Lastly, just for fun, can you share an anecdote from filming either one of the TCFF shorts that you find particularly memorable?
On “Oh My Stars” we had rain off and on our final (4th) day of filming—all outdoor shots. It was the longest day of my life…by the time we got to our very last set-ups of the day (the bus crash) I was beyond exhausted. I will never forget driving in pitch-black to our location—a remote country road…and seeing the headlights from around 20 cars with all the cast and crew following me…I was so oddly moved by that…and so nervous that I would miss the turn-off in the dark and the mist. There were so many roads we shot on and I’d scouted them 3 times over and made maps and did everything possible to make sure we weren’t all driving out in the country, lost. I prayed the entire time I was driving. I almost cried when I saw the little graveyard that was on the corner—that was the marker I needed to see. So, it’s been a funky day and it feels like maybe the rain will clear…and we have all these extras who’ve been waiting on us all day due to the rain delays—and my gut tells me we’d better shoot the dialogue with the leads first…and then we’ll get all the sweet extra’s bits. So we shoot the dialogue—and I swear, the moment we got the take we wanted—the skies opened up and it was a torrential downpour. I miss those little vignettes we’d planned with some wonderful actors. For the sake of the film, I’m grateful I listened to my gut—but sad we had to sacrifice some background artists to the fickle movie Gods.
Check out this BTS video of Oh My Stars
(courtesy of IN THE MOMENT FILMS)

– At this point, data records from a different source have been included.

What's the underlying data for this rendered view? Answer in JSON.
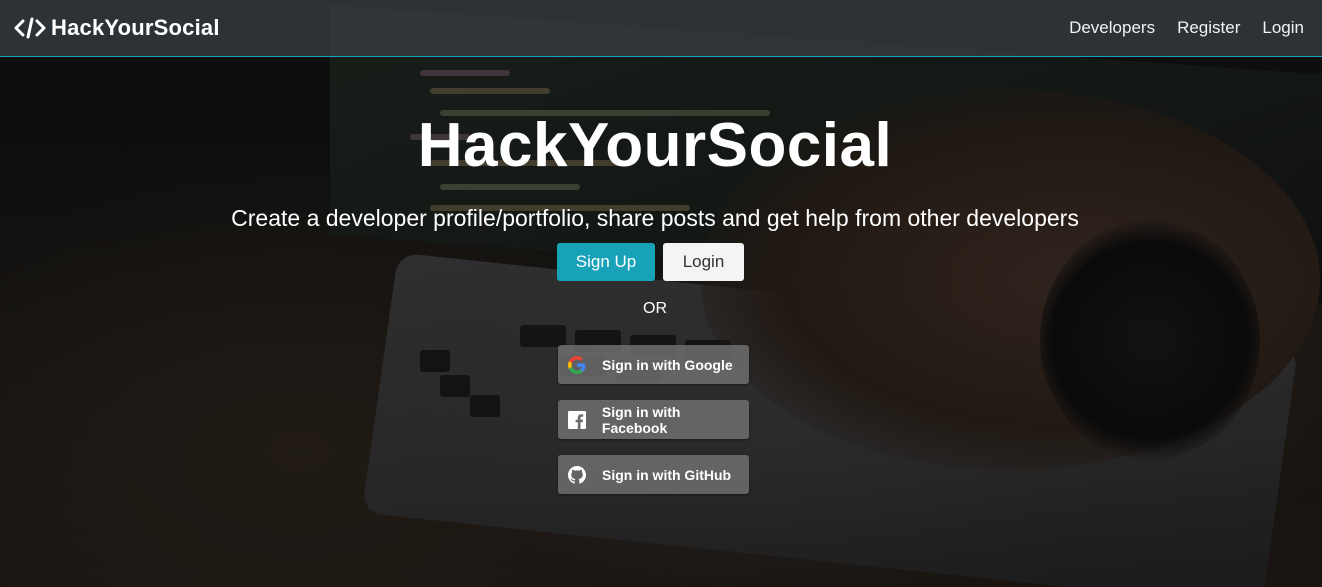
{
  "navbar": {
    "brand": "HackYourSocial",
    "links": [
      "Developers",
      "Register",
      "Login"
    ]
  },
  "hero": {
    "title": "HackYourSocial",
    "subtitle": "Create a developer profile/portfolio, share posts and get help from other developers",
    "signup_label": "Sign Up",
    "login_label": "Login",
    "or_label": "OR"
  },
  "social": {
    "google": "Sign in with Google",
    "facebook": "Sign in with Facebook",
    "github": "Sign in with GitHub"
  },
  "colors": {
    "accent": "#17a2b8",
    "navbar": "#343a40",
    "social_button": "#6e6e6e"
  },
  "icons": {
    "brand": "code-icon",
    "google": "google-icon",
    "facebook": "facebook-icon",
    "github": "github-icon"
  }
}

Thank you for chatting with me, Cynthia!
Everyone Goes In The Lake is screening as part of the Lost & Found shorts block
Tuesday, October 22nd 5:00PM